After reading the current response to the eagerly and much-anticipated new French sets, the newest (in a long, long, series of) thread about HaT's plastic; not to mention the numerous "I wanna" threads I am reminded of the story of Heinie the mule.
The story happened many years ago in the eastern mountains of the USA. And old farmer, born to parents of German origin had a mule he used to plow his fields. The mule's name was really "Heinrich" (I am told he was named after a favorite uncle) but the family just called him "Heinie" for short.
Well, poor Heinie was getting up in years - getting old and the farmer knew he couldn't pull the plow much longer so the old farmer was going to have to buy a new mule. As much as the farmer hated the thought, he knew he couldn't afford to keep his old faithful mule if the animal couldn't work and earn his keep so he reluctantly realized he was going to have to sell Heinie.
One day, after putting off the decision for as long as he could he realized the day had come to take Heinie into town and sell him for whatever he could get out of him and use that money with the little bit of extra money he had saved to buy a new mule.
He asked his son, a strapping young lad of sixteen if he wanted to go into town with him to sell the mule. The son agreed to go along. It was a long way into town, at least twenty miles so the pair started early in the morning to make the trip. The two walking down the road leading Heinie along behind them by a rope.
They had gone a couple miles down the road when they passed a neighbor of theirs travelling from town who bade them good morning and asked them where they were going.
"Into town," the farmer answered. "To sell Heinie."
"Well," the neighbor drawled. "That's an awful long way to walk. Why don't you take turns riding in to town?"
The farmer thought about it for a moment. Finally he nodded his head, "That's a good idea. Son, why don't you get on Heinie and ride for awhile. I'll walk."
They hadn't gone but a mile or two that way, with the father walking in front, leading Heinie, with the son on the mule's back when they passed another neighbor's house. The lady of the house was out in the front yard hanging her laundry out on a line. She saw the father, son, and mule travelling down the road with the son walking, "I'd be ashamed of myself young man, riding that mule and making my poor old father walk on a hot day like that! You should let your father ride!"
The two looked at each other and nodded their heads. The son got off the mule and his father got on Heinie's back.
This lasted another mile or so until they passed the old country church where a ladies' meeting was just breaking up. The women took one look at the sight of the farmer riding and his son walking and said, "Why, that man ought to be ashamed of himself, riding that mule and making his son walk!"

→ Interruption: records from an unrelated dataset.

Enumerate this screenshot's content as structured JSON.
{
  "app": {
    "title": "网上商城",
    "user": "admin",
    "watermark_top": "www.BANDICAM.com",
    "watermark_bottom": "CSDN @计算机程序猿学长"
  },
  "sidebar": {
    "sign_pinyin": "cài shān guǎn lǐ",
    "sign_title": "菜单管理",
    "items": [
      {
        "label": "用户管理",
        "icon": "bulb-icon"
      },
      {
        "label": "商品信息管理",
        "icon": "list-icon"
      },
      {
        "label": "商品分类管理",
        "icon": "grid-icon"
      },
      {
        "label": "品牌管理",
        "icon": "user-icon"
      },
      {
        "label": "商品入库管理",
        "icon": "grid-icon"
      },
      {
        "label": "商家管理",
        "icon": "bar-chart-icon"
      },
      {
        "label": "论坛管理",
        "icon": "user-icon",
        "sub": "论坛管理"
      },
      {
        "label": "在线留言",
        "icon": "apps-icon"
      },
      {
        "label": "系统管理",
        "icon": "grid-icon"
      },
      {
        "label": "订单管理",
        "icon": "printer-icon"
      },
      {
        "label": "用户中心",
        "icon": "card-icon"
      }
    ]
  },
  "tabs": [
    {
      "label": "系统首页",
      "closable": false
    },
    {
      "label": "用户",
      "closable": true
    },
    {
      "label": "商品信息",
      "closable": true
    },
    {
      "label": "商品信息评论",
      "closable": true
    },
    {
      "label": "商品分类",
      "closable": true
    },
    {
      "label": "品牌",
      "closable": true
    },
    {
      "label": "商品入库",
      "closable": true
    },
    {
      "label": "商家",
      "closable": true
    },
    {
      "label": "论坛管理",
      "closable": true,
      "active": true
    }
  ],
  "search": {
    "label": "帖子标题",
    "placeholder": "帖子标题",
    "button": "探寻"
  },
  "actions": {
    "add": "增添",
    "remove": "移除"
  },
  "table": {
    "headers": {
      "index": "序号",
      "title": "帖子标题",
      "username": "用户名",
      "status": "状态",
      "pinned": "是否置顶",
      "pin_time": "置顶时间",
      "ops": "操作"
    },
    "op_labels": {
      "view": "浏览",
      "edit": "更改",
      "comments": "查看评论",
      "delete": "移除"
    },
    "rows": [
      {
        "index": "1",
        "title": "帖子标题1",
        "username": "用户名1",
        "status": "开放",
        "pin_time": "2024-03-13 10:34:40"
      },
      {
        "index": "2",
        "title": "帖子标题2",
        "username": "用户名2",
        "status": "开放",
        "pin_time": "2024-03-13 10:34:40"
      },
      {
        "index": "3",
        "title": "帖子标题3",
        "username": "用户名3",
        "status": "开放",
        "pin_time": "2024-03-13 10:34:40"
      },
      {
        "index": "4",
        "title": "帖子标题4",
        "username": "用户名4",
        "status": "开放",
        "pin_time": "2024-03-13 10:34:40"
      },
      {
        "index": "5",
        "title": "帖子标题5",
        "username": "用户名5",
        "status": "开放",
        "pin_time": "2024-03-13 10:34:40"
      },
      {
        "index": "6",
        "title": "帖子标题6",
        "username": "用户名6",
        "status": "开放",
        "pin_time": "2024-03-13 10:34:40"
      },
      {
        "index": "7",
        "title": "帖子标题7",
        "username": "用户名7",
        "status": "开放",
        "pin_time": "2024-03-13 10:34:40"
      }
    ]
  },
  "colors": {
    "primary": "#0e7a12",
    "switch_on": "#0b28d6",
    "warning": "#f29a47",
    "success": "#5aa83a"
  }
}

The farmer looked down, "They're right, son. Why don't you climb up on Heinie and we'll both ride?"
This worked for about three more miles. Then they passed Jones' Country Store. Mr. Jones was sitting out in front of his store as they approached, "Where you fellers going?"
"We're taking Heinie into town to sell him," the father explained.
"Well, you wont get much out of him if you break him down and wear him out with both of you riding him like that! At Heinie's age the walk alone is like to kill him."
The father and son looked at each other and realized he was right. So they both got off and picked Heinie up on their shoulders and started carrying him in to town so he'd be nice and rested when they tried to sell him.
About a few miles down the road there was a big gully, or crevass. The only bridge across the deep gorge for miles was a crude log footbridge. A single wide log spanned the deep chasm; two ropes strung across the gorge allowed travellers to hold on as they tread carefully across the worn and slippery log.
Well, the farmer and his son started across the bridge, but the log footbridge was slick, Heinie was heavy on their shoulders, and between trying to maintain their foothold and balance Heinie they bot into trouble quickly. There they were, the two men struggling to keep from falling into the gorge and keep Heinie on their shoulders. What a sight they must have been. But you know it couldn't go on forever.
In spite of their best efforts Heinie slipped off their shoulders and fell a hundred or more feet into the gorge. He landed on the rocks below and lay there still.
Now, you want to know what the moral of the story is?
IF YOU TRY TO PLEASE EVERYONE YOU'RE GOING TO LOSE YOUR HEINIE!!!
Yep, just about every time I log onto the forum these days I think of Heinie...